The iconic media company that brought you "Fantasia" and the aspiring magician Mickey Mouse now has a nifty trick of its own: bringing digital sight to the blind.
New technologies being developed and studied by Walt Disney Co. (DIS) are expected to add new dimensions -- literally -- to touchscreens.
Think screens that not only look but actually feel 3D.
Disney researchers in Pittsburgh are hoping their advancement in this technology -- known as haptics -- shakes up everything from the way people shop to how the blind interact with new media.
"The brain will be fooled into thinking an actual physical bump is on a touch screen even through the touch surface is completely smooth,” said Ivan Poupyrev, director of Disney Research’s Pittsburgh Interaction group.
The digital gears turning on a digital clock might feel rigid to a user, a piece of digital paper might not only feel but write like normal on a glass screen, while the dips and valleys of a topographical map would come to life.
For the visually impaired, new developments in haptics could improve the way they interact with the digital world, enabling them, for example, to feel -- not just listen -- to navigation on a map.
Think what this could offer to a blind child watching a cartoon movie in the theater for the first time: they'd be able to connect new characters to their silly voices instantaneously, an ability people with sight might take of granted.
Seeing by Feeling
Teasing the brain into feeling the edges and textures of flat digital objects could open the door to a range of new apps that enhance e-commerce, video and education.
This would also add to the slew of technologies already available, like VoiceOver for Apple's (AAPL) iOS, that help the blind better navigate today's complex digital world. Technological advancements from Apple and Android have allowed blind people to partake in new developments in ways originally not thought possible.
"iOS and Android really did change tech in a fundamental way so we were able to use these technologies at the same time as the new versions were being developed and coming out," says Paul Schroeder, vice president of programs and policy at the American Foundation for the Blind.
Now, he says, many blind people can use touchscreen devices just as well as people with sight.
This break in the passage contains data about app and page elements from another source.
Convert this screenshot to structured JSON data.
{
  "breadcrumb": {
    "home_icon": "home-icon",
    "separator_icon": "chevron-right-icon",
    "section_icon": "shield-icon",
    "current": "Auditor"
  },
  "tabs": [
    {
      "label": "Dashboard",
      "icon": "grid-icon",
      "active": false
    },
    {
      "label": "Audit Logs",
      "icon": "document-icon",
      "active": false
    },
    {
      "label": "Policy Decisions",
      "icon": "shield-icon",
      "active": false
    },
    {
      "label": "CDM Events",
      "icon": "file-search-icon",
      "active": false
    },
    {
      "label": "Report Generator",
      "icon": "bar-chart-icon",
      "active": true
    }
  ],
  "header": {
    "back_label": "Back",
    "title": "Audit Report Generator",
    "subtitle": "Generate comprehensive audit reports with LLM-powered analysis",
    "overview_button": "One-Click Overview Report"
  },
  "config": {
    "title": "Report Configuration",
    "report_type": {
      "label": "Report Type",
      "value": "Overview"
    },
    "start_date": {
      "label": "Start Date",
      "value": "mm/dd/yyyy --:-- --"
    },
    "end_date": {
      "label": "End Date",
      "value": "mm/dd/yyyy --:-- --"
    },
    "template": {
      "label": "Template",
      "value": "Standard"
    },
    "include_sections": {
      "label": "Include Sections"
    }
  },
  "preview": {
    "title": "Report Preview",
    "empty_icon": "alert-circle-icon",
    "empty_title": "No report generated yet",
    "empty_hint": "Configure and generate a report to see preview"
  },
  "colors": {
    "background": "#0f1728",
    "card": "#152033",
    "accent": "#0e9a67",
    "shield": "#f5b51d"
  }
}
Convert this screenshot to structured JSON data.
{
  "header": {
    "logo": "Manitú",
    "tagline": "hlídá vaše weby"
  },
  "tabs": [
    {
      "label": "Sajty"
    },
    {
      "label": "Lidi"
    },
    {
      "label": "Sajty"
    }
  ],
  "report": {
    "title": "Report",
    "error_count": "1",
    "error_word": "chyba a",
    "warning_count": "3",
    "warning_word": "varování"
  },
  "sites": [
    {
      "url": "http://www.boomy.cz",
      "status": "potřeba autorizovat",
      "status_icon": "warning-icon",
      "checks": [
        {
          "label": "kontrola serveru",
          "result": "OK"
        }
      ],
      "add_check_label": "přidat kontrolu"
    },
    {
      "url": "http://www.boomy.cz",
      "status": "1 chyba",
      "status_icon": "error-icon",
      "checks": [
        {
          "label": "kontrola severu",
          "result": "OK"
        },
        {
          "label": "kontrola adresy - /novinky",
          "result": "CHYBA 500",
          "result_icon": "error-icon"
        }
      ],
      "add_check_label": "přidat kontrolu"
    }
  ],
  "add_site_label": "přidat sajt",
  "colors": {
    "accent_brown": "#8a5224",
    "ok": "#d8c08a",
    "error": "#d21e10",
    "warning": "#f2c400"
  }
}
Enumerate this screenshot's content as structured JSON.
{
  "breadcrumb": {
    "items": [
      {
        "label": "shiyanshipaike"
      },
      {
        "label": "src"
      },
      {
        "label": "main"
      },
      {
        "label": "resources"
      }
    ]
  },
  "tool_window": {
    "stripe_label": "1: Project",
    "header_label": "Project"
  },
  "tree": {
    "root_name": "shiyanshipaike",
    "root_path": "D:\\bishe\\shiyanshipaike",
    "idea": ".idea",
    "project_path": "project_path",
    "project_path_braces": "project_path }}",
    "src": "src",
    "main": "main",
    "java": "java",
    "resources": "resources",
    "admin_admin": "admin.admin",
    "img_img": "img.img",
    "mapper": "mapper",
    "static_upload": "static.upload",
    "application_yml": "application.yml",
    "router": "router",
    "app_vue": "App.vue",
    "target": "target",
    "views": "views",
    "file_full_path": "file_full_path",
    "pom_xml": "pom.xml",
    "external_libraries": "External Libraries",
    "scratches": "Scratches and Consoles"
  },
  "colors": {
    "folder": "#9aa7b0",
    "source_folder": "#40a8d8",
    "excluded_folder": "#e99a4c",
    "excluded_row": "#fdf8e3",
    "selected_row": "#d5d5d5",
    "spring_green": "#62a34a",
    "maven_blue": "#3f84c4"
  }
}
Adding new tactile features such as those being explored by Disney and other companies, including startup Tactus, would only add to that, allowing them to use touchscreens even more efficiently and enhancing everything from the way they learn and consume media to how they navigate in real time.
How it Works
Using an electrovibration to change friction, Disney can artificially stretch the user's skin as their finger glides laterally across the touchscreen surface, giving the sensation of "rich, immediate and dynamic" touch on complex digital items in real time.
The technology would attract and release the finger from the touch surface, producing "friction-like rubbery sensations" that allow the user to physically interact with virtual objects, Disney explains.
Haptics is nothing new, but the media conglomerate says its algorithm-based discovery, unveiled through a white paper this week, offers an innovative, inexpensive and lightweight technology that could be “easily integrated” into popular touchscreens.
How these haptics are developed into real-world applications will depend on the creativity of app developers and programmers, notes Roger Kay, president of Endpoint Technologies.
However, Schroeder says groups all around the world are already trying to figure out ways to use haptics to benefit the blind. Being blind himself, he has some great ideas of his own, including the cartoon movie and navigation examples above.
Of course, Disney is confident the "rich palette of tactile sensations" brought to life by this will inspire enhancements to existing apps while triggering entirely new ones.
For the media giant, haptics could be intertwined with its treasure trove of content, adding new layers to its 3D experiences and augmenting its educational games and theme parks.